Task input below:

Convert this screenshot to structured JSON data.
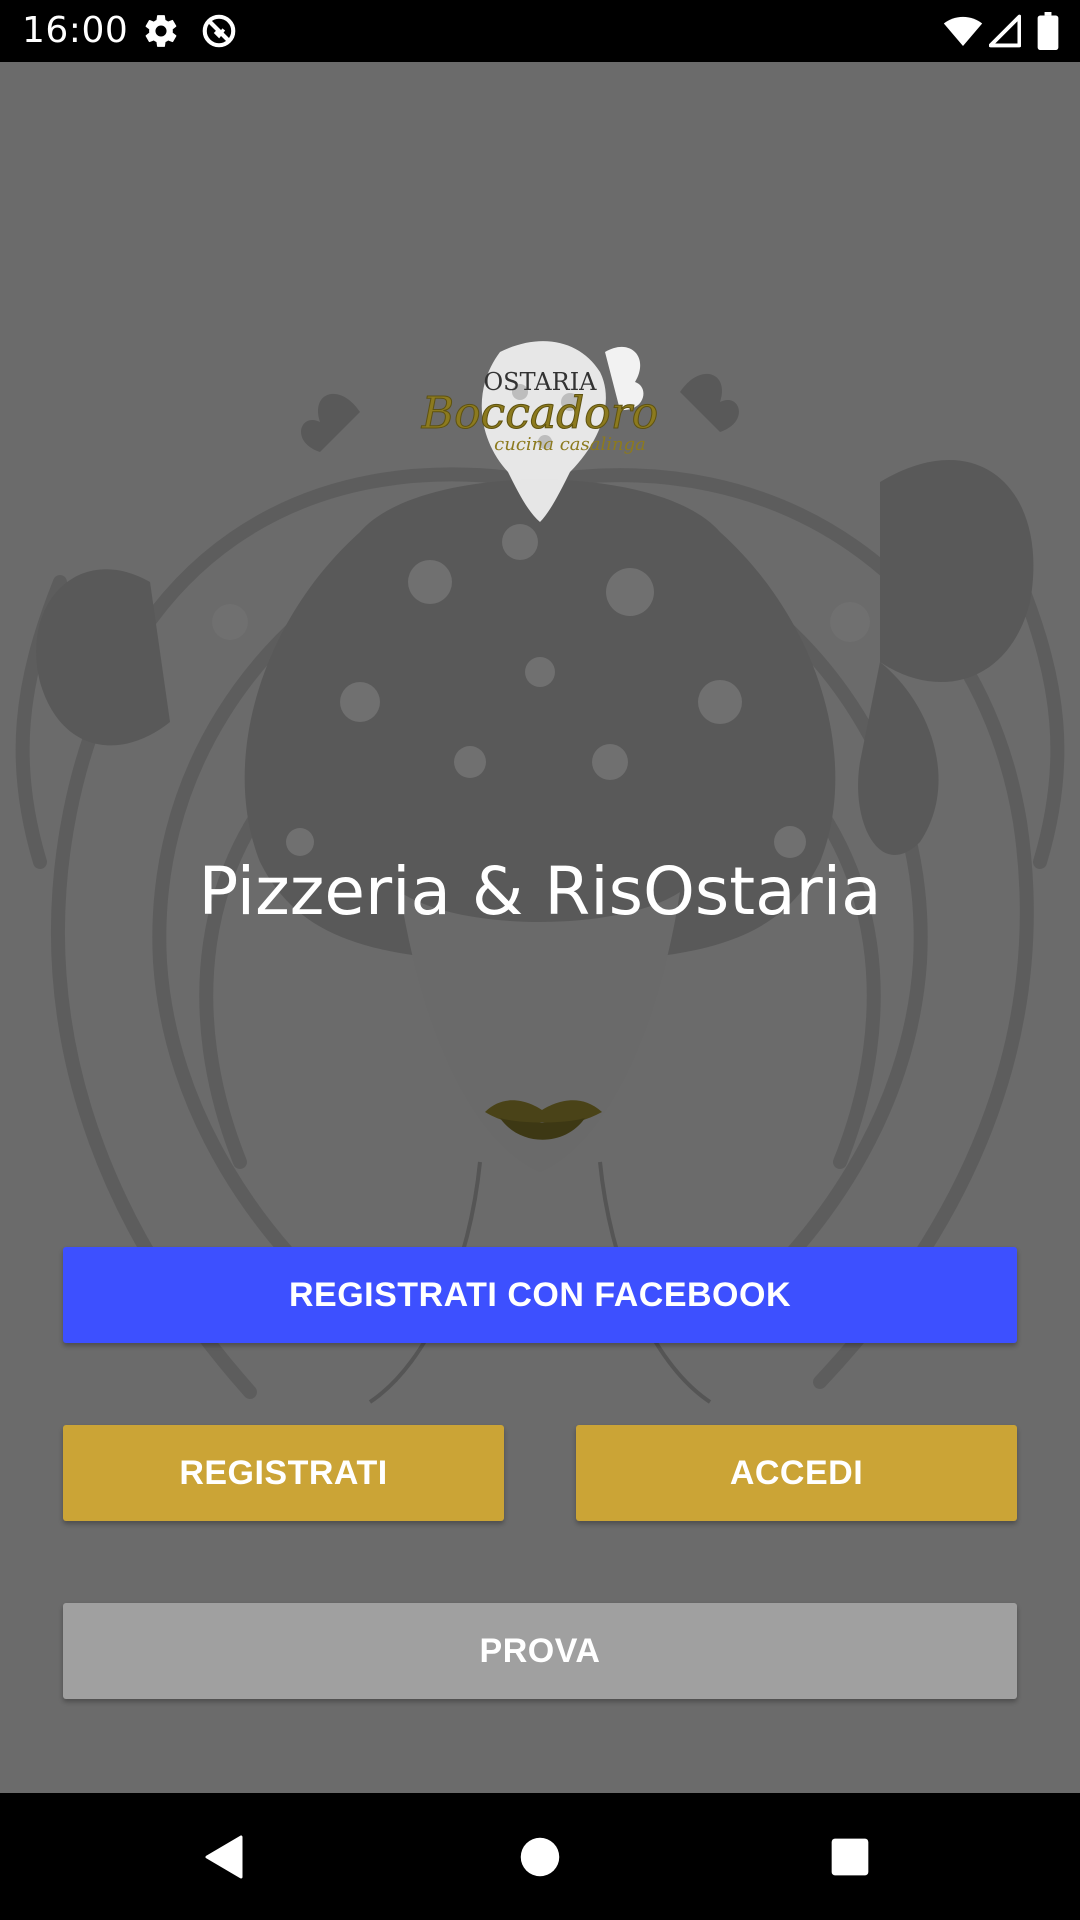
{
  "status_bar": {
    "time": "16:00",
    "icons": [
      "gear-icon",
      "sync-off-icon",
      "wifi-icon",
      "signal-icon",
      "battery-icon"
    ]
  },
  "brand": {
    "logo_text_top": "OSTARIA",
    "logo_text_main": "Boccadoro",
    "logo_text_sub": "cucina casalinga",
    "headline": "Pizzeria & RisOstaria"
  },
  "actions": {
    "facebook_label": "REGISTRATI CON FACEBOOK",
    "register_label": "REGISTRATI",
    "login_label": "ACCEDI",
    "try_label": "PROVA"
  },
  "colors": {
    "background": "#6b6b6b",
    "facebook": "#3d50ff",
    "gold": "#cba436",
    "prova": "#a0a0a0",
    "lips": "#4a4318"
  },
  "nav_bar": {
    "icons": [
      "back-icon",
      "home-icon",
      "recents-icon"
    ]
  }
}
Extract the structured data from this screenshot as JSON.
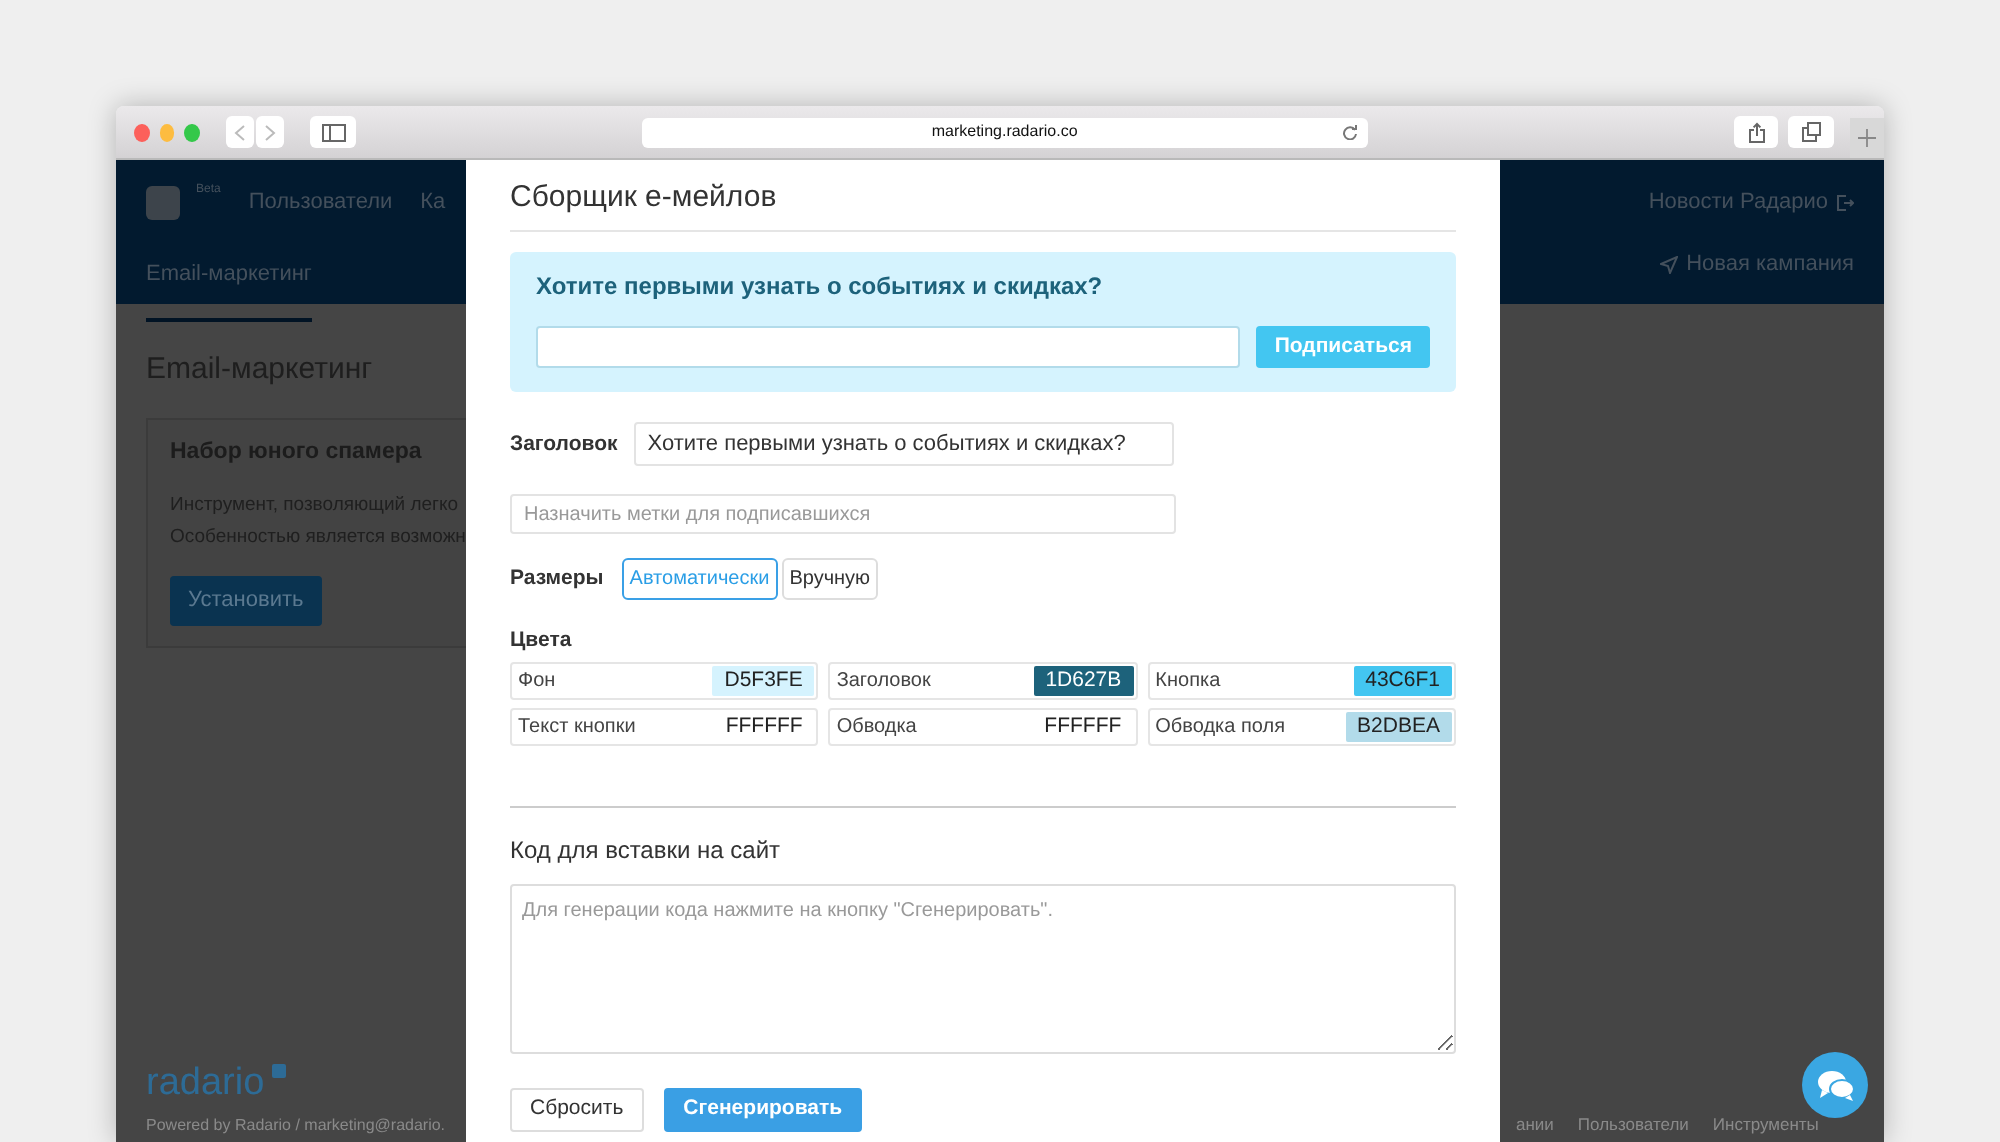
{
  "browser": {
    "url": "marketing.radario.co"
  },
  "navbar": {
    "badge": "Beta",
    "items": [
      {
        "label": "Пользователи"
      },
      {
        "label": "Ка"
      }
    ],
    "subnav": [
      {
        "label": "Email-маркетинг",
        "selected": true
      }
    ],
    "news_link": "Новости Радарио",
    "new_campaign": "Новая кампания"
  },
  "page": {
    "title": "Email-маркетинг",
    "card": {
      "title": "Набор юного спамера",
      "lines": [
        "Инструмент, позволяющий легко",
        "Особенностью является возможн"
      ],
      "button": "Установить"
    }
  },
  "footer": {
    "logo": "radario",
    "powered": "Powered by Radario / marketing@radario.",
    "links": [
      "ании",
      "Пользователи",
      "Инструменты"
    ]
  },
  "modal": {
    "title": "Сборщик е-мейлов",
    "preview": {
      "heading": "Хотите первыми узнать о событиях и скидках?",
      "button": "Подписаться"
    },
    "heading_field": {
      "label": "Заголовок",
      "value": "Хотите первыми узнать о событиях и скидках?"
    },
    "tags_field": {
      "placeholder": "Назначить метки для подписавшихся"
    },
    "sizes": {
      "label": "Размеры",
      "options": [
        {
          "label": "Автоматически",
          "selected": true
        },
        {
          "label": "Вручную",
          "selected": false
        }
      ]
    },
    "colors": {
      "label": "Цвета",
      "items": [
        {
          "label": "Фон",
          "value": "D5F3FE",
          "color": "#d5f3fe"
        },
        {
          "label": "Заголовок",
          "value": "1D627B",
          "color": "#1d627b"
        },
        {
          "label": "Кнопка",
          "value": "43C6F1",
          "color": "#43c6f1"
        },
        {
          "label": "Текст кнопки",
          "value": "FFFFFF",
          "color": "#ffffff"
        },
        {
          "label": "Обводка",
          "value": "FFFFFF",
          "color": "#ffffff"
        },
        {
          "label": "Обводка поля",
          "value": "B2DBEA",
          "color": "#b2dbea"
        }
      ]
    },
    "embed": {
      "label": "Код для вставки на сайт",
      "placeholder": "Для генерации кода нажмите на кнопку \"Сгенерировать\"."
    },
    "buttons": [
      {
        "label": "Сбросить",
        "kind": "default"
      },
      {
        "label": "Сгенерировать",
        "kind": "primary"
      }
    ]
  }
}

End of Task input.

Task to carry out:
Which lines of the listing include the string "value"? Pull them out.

Answer to this problem:
      "value": "Хотите первыми узнать о событиях и скидках?"
          "value": "D5F3FE",
          "value": "1D627B",
          "value": "43C6F1",
          "value": "FFFFFF",
          "value": "FFFFFF",
          "value": "B2DBEA",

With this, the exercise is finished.